helping hand for museum revamp
in partnership with the Colombo National Museum has launched a
programme to revamp the Anuradhapura and Pollonnaruwa galleries of the
a ceremony held at the national museum's auditorium on Monday, July
19, HSBC Chief Executive Officer, Mark Humble presented a token cheque
for Rs 6 million to Minister of Cultural Affairs and National
Heritage, Vijitha Herath, in the presence of museum officials
including Director, Colombo National Museum, Dr. Nanda Wickremasinghe.
sponsorship of up to Rs.3 million per gallery will be utilised to
revamp these two galleries, with the installation of light boxes and
information panels to provide visitors with a brief background to the
eras, as well as the inclusion of many more artefacts pertaining to
each historical period.
project will be supervised by Professor Leelananda Prematilleke with
the assistance of a team of specialists from the Department of
National Museums and the Postgraduate Institute of Archeology.
Professor Pematilleke was responsible for organising the Pollonnaruwa
museum, which has gained international fame for its design and layout.
He has also organised the Museum of the Sacred Tooth Relic in Kandy
and the Dambulla museum of paintings.
at the ceremony, Minister Vijitha Herath said that HSBC is the first
private institution to join the government's effort to cultivate a
progressive culture and support a project that will serve as a
positive example for the youth of our society.
Minister also thanked HSBC for taking an exemplary initiative towards
a national exercise and said that although it appeared to be
supporting a cultural programme, the bank has indirectly contributed
towards an economic development project.
to ages past
the diverse facets of heritage education, I need not stress that the
museums, and more importantly, the national museum, play a distinctive
role in educating the public, irrespective of their age, about their
past history and culture through tangible artefacts. It is a happy
augur that this exercise has been expedited very much by a special
event and that is the generosity shown by a leading bank in the
country and overseas - the HSBC - in coming forward to finance two of
the most important galleries, namely Anuradhapura and Polonnaruwa,"
the Minister said.
Minister also added that till recent times the national museum housed
the cultural, ethnological and natural history collections under one
roof, which has resulted in some confusion in the minds of the
visitors. "As we all know, because of the skeleton of a whale
that hangs over one section of the ceiling, the national museum was
named 'Katuge', which term is used even today in common parlance. With
the building of separate structures to house other sections, the
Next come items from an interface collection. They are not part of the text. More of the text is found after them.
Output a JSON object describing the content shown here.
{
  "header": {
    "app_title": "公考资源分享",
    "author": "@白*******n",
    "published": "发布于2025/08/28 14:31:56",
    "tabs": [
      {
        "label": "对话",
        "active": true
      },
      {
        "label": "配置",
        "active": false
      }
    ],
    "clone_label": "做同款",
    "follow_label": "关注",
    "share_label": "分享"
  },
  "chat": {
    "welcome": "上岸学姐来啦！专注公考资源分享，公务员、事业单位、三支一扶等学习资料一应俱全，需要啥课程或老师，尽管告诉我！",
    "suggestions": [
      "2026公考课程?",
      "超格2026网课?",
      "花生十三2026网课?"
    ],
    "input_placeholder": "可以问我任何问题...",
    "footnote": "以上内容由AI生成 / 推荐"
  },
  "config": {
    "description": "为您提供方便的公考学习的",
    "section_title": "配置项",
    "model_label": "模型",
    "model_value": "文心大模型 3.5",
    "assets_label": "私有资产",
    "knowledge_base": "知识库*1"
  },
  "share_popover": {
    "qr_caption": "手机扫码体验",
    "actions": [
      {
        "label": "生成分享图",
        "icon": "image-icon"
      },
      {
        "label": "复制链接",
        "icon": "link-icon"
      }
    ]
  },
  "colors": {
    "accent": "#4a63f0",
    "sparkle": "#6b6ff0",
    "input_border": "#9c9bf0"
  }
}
original building is being used to display cultural artefacts. Yet it
is imperative that these artifacts be arranged in a manner that would
help the visitor understand Sri Lanka's heritage in a historical
sequence," the Minister said.
on local community projects
speaking at the ceremony, HSBC Chief Executive Officer, Mark Humble
explained that as the 'world's local bank', HSBC believed in
supporting projects that foster education and contribute towards
making a meaningful difference to the local community. "HSBC's
main aim is to help more people to appreciate Sri Lanka's rich past
and especially to instill in our children an appreciation of the glory
of past eras. We hope to inspire future generations to take this
country to greater heights in their own time through an appreciation
of the past - because we believe in sharing our success and caring for
the communities we work in," Humble said.
in 1877, the Colombo National Museum has a long and illustrious
history as does HSBC, which also counts over 100 years in Sri Lanka,
having opened for business in 1892.
the ceremony Humble stressed that as the world's local bank, HSBC
shared Sri Lanka's passion for its rich cultural heritage and hoped to
nurture greater national pride with the sponsorship of these